Regenerated cellulose fibres have been spun from the enzymatically and chemically modified pulps using the novel superbase ILs. The chemical modifications have been stable during dissolution and regeneration. An analysis method to determine the amount of residual IL in the regenerated fibres has been developed. Post-modifications of regenerated fibres have been successful to introduce improved dyeing and fire retardant properties to the fibres. Strategies for recycling the superbase ILs have been evaluated using computational and laboratory experiments including the use of membranes and two-phase aqueous extraction. Characterization of impurities from the dissolution and regeneration process and degradation products of superbase ILs have been analysed using sophisticated analytical tools.

The mass and energy balances have been calculated for four GRETE concepts and detailed description how the different process areas (pre-treatment, dissolution, regeneration, spinning, fiber washing, fiber drying, solvent recovery) have been modelled. The GRETE concepts have been compared with the reference concept (Lyocell process). The resulting mass and energy balances are used as inputs for technical, economic and environmental assessments. An excel model for calculating the economic profitability of the different production concepts has been generated. Preliminary, partial LCA calculation of the system in scope has also been also conducted. Joint efforts on obtaining coherent environmental LCA and the socio-economic feasibility analysis results with the financial evaluation results have been organised.

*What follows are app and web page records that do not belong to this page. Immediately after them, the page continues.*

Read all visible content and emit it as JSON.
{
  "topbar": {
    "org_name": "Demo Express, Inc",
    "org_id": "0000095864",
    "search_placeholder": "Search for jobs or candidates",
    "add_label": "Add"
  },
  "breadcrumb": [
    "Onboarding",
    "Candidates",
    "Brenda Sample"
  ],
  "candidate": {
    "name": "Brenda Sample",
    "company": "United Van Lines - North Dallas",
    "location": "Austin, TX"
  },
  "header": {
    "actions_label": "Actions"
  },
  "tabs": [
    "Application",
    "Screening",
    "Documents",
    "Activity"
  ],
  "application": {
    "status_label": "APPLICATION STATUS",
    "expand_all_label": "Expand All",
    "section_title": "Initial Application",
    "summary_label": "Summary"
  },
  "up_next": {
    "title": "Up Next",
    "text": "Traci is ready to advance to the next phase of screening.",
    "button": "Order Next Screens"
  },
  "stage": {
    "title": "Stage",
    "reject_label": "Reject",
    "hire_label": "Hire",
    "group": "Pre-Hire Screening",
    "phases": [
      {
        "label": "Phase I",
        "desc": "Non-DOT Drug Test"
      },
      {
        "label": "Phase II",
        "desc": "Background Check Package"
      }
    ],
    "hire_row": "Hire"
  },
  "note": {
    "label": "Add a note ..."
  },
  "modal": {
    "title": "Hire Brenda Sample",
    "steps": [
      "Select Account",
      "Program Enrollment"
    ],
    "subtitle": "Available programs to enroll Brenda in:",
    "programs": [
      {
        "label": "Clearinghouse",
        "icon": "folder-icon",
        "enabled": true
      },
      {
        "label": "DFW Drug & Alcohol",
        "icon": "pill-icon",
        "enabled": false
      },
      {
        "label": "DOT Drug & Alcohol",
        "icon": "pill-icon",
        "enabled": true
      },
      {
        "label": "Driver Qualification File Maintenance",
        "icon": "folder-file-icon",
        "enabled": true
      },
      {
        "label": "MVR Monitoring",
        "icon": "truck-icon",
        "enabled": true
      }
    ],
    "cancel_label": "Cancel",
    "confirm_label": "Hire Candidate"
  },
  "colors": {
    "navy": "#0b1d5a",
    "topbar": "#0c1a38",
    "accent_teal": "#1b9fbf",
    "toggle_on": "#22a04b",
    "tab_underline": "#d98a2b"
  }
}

Attention has been paid to the effective exploitation and dissemination of the project results. The exploitation has taken place via GRETE website, newsletters, printed materials (i.e. GRETE roll-up banner, postcard and business card) and several audio-visual materials. Project partners have also been active in the dissemination activities including scientific publications and taking part in events and conferences. Also, events targeted for the Stakeholder Group (SHG) have been organized. To ensure smooth flow of the project, consortium meetings (organized every ~6 month) as well as Management Committee (MC) meetings have been organized.
The scientific work carried out in GRETE shows novelty and scientific progress. Several topics hold potential for manuscript preparation. For instance, the developed superbase structures are not commercially available nor known in the literature. It is expected that by the end of the project a family of novel solvents for cellulose dissolution will be available for industrial scale-up. These novel solvents are chemically stable, recyclable and non-toxic allowing environmentally benign and economically viable pathway for cellulose processing to textile fibers. New information concerning the enzymatic modification of kraft pulps, recycling of the superbase ILs have been obtained that pave the way for industrial exploitation of the technologies.

Research in the project is continued and expected to demonstrate new sustainable technologies that enable manufacturing materials and new consumer products with decreased chemical load and water consumption from European biomass to replace the need of fossil-based feedstock or cotton. The impact of the project is expected to be seen on industrial level and consumer markets between 5-10 years from the end of the project.
grete-2020.png